### Exercise brief
Pull every line containing "обмена" from the data.
Data excerpts START
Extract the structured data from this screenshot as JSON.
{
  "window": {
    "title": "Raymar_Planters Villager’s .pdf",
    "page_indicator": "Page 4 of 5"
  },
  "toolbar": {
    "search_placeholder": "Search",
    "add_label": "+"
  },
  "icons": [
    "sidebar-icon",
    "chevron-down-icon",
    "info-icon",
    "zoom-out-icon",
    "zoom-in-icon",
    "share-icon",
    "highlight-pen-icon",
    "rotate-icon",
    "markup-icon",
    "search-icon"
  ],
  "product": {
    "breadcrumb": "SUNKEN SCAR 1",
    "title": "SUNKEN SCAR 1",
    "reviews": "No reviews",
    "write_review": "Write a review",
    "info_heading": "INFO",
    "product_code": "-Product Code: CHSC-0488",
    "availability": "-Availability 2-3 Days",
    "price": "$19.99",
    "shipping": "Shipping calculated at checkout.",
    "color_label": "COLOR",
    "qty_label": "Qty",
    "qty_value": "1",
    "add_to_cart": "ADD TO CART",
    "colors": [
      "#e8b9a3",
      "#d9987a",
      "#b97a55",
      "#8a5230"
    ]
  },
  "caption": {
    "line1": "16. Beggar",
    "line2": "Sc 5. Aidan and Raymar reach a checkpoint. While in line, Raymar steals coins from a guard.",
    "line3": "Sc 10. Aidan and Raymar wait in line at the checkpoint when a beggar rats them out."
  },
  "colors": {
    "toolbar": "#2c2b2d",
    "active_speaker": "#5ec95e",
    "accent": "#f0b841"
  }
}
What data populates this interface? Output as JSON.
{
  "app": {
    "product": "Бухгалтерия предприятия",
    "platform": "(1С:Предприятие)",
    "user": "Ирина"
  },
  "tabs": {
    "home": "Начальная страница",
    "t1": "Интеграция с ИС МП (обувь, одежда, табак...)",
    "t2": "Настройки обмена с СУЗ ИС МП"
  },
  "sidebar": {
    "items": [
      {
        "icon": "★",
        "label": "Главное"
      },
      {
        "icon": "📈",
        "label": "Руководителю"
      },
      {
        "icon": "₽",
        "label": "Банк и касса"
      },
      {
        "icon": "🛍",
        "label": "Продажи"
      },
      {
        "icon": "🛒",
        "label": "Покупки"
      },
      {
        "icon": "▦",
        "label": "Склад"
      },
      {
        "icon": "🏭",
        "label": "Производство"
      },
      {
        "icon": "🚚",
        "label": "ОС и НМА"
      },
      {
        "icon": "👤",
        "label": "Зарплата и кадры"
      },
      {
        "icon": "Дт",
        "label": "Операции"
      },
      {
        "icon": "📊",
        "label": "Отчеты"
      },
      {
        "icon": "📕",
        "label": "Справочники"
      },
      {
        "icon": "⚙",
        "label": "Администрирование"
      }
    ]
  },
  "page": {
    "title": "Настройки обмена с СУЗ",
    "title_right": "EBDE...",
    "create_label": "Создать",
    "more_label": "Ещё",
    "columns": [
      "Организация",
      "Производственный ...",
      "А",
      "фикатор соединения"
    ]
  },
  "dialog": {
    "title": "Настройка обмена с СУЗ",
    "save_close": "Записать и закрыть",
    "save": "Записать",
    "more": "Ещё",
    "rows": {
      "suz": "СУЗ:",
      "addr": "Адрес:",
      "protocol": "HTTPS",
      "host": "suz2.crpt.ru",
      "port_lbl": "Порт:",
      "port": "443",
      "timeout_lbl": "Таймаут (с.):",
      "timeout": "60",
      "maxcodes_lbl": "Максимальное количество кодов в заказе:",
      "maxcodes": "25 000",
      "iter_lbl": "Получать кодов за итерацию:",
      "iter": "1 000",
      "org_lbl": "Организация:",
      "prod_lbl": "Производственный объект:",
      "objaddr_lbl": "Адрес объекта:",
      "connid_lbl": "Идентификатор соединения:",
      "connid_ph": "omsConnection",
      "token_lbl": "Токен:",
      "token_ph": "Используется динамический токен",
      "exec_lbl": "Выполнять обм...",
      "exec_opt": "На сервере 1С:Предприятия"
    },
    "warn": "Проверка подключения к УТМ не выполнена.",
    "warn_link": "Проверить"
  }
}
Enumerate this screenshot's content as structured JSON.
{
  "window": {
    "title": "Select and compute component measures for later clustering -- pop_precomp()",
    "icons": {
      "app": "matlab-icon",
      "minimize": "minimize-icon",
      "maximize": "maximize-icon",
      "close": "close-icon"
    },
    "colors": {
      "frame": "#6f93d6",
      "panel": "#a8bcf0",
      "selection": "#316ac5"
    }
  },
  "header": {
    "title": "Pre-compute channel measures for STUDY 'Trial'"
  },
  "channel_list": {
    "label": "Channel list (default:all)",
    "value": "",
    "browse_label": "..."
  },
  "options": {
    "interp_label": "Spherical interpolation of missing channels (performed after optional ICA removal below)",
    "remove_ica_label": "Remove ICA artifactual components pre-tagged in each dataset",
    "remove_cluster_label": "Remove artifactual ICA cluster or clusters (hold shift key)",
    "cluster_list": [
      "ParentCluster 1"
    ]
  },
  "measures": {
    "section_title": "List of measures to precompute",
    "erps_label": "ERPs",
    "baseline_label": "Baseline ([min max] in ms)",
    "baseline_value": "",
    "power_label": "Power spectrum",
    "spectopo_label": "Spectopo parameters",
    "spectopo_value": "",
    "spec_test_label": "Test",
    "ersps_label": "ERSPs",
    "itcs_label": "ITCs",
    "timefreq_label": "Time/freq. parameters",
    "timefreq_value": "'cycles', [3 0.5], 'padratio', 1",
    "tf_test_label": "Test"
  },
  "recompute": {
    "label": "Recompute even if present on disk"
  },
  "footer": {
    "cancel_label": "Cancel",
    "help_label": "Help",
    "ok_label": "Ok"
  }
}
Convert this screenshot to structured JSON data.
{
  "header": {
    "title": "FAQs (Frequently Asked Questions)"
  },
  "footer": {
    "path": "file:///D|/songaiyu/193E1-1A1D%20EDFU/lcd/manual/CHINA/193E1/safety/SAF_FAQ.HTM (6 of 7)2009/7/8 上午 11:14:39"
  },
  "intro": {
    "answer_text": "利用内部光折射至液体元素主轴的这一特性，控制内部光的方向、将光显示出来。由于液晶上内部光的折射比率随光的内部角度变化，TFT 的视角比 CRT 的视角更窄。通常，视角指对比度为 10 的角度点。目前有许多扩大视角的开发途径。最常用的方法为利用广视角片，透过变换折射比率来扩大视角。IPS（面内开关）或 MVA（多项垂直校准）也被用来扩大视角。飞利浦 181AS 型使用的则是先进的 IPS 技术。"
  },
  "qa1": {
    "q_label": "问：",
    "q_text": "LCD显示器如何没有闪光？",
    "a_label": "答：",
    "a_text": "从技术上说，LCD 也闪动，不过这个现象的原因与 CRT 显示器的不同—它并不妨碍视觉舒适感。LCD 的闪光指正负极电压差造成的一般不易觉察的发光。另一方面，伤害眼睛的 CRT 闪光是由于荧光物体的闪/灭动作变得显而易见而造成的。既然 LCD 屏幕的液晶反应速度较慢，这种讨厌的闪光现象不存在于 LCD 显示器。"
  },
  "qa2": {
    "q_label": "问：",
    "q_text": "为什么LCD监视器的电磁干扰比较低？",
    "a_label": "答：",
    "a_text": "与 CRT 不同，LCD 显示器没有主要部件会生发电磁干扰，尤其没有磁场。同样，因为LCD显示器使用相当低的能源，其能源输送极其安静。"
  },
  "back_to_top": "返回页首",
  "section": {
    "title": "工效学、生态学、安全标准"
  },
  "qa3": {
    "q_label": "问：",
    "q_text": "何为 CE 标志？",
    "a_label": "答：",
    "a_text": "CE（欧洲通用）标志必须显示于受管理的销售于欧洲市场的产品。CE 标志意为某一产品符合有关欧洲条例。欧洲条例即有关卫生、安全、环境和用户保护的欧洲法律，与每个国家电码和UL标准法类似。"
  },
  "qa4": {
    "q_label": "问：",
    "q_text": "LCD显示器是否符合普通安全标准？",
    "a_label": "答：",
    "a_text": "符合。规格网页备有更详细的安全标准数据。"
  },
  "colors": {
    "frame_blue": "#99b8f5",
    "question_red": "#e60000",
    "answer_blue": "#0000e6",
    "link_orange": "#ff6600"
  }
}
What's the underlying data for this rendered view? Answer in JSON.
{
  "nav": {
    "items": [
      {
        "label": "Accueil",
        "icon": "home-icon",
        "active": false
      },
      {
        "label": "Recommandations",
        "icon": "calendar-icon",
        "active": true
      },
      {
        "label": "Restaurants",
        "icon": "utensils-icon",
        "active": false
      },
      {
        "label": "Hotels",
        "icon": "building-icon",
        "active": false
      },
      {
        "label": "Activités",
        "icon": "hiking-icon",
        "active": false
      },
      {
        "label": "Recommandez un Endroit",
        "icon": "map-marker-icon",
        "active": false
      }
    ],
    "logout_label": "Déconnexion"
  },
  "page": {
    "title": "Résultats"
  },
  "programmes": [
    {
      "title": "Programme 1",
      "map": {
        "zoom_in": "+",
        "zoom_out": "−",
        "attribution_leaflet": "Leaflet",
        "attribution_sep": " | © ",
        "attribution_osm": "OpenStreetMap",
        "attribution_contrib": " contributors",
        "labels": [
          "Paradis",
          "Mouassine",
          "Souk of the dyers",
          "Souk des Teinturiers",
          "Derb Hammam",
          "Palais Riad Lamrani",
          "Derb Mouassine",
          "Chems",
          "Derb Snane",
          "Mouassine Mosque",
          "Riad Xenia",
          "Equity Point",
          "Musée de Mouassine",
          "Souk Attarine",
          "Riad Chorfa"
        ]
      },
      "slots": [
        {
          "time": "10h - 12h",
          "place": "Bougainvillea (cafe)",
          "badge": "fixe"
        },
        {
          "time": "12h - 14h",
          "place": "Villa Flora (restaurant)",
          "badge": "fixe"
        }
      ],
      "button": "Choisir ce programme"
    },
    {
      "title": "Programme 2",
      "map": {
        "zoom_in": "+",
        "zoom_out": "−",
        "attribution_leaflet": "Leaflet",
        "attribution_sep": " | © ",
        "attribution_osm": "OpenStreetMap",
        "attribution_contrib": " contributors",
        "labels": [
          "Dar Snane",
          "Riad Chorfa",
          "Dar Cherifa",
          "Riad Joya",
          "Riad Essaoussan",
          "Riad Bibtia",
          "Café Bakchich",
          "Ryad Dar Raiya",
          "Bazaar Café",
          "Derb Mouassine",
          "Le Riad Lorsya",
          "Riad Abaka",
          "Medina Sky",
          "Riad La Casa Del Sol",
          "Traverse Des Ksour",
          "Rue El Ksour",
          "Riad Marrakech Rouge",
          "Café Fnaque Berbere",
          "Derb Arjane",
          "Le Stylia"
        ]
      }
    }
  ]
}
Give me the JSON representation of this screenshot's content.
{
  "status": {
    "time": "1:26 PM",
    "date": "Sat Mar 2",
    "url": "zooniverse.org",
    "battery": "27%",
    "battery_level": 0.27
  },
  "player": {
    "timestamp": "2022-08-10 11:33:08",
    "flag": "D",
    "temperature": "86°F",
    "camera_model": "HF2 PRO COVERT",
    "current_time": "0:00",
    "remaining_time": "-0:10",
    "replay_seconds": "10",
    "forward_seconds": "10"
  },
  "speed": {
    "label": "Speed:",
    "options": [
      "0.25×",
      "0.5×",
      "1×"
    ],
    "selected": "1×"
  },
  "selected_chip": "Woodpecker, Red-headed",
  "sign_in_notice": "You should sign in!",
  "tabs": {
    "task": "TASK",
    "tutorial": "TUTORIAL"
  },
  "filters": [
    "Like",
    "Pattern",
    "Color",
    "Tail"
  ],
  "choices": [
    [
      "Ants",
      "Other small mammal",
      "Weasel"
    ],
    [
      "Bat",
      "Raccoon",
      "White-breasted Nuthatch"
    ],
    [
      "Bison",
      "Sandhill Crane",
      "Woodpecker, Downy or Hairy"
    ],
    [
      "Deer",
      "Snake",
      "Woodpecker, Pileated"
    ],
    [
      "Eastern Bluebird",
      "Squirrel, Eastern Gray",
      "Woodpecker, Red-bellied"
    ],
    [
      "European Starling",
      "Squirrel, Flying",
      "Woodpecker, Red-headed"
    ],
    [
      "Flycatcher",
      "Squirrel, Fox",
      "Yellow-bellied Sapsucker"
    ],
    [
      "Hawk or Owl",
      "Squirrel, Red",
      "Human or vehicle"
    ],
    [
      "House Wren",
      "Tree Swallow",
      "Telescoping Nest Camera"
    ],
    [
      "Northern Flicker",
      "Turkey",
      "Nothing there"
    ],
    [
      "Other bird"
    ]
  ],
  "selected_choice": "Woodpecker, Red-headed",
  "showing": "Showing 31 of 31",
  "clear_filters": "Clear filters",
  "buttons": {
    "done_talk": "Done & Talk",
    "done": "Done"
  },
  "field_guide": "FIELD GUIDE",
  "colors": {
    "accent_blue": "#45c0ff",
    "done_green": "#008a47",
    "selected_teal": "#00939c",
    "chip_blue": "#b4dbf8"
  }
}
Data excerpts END
### Exercise solution
    "t2": "Настройки обмена с СУЗ ИС МП"
    "title": "Настройки обмена с СУЗ",
    "title": "Настройка обмена с СУЗ",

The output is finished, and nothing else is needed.